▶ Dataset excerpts
((
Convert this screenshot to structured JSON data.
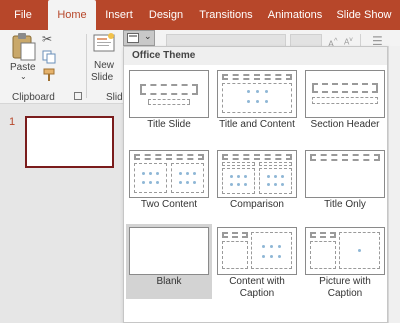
{
  "tabs": [
    {
      "label": "File"
    },
    {
      "label": "Home"
    },
    {
      "label": "Insert"
    },
    {
      "label": "Design"
    },
    {
      "label": "Transitions"
    },
    {
      "label": "Animations"
    },
    {
      "label": "Slide Show"
    }
  ],
  "ribbon": {
    "paste_label": "Paste",
    "clipboard_label": "Clipboard",
    "new_slide_label": "New",
    "new_slide_label2": "Slide",
    "slides_group_label": "Slid"
  },
  "slides_pane": {
    "slide_number": "1"
  },
  "gallery": {
    "title": "Office Theme",
    "layouts": [
      {
        "label": "Title Slide",
        "selected": false
      },
      {
        "label": "Title and Content",
        "selected": false
      },
      {
        "label": "Section Header",
        "selected": false
      },
      {
        "label": "Two Content",
        "selected": false
      },
      {
        "label": "Comparison",
        "selected": false
      },
      {
        "label": "Title Only",
        "selected": false
      },
      {
        "label": "Blank",
        "selected": true
      },
      {
        "label": "Content with\nCaption",
        "selected": false
      },
      {
        "label": "Picture with\nCaption",
        "selected": false
      }
    ]
  },
  "colors": {
    "accent": "#b7472a",
    "slide_border": "#7a1c1c",
    "placeholder_dot": "#8fb7d6"
  }
}
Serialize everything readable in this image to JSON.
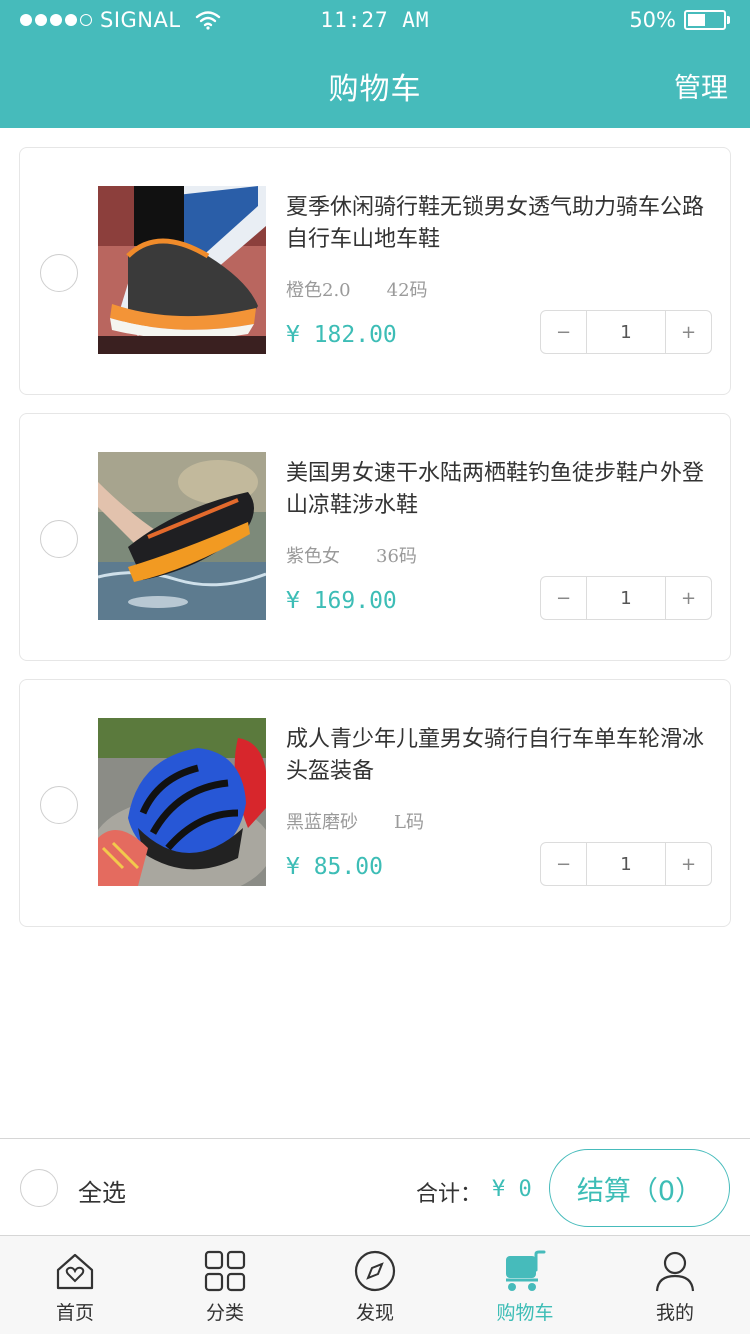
{
  "status_bar": {
    "carrier": "SIGNAL",
    "time": "11:27 AM",
    "battery": "50%",
    "battery_level": 0.5
  },
  "nav": {
    "title": "购物车",
    "manage": "管理"
  },
  "cart": {
    "items": [
      {
        "title": "夏季休闲骑行鞋无锁男女透气助力骑车公路自行车山地车鞋",
        "color": "橙色2.0",
        "size": "42码",
        "price": "¥ 182.00",
        "qty": "1",
        "image": "cycling-shoe-photo"
      },
      {
        "title": "美国男女速干水陆两栖鞋钓鱼徒步鞋户外登山凉鞋涉水鞋",
        "color": "紫色女",
        "size": "36码",
        "price": "¥ 169.00",
        "qty": "1",
        "image": "water-shoe-photo"
      },
      {
        "title": "成人青少年儿童男女骑行自行车单车轮滑冰头盔装备",
        "color": "黑蓝磨砂",
        "size": "L码",
        "price": "¥ 85.00",
        "qty": "1",
        "image": "helmet-photo"
      }
    ],
    "minus": "−",
    "plus": "+"
  },
  "checkout": {
    "select_all": "全选",
    "total_label": "合计：",
    "total_value": "¥ 0",
    "button": "结算（0）"
  },
  "tabs": [
    {
      "label": "首页",
      "icon": "home-icon"
    },
    {
      "label": "分类",
      "icon": "grid-icon"
    },
    {
      "label": "发现",
      "icon": "compass-icon"
    },
    {
      "label": "购物车",
      "icon": "cart-icon",
      "active": true
    },
    {
      "label": "我的",
      "icon": "user-icon"
    }
  ],
  "colors": {
    "accent": "#46bbbb",
    "price": "#3dbdb6",
    "border": "#e6e6e6"
  }
}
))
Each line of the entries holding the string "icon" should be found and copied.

▶ Answer for the task
      "icon": "home-icon"
      "icon": "grid-icon"
      "icon": "compass-icon"
      "icon": "cart-icon",
      "icon": "user-icon"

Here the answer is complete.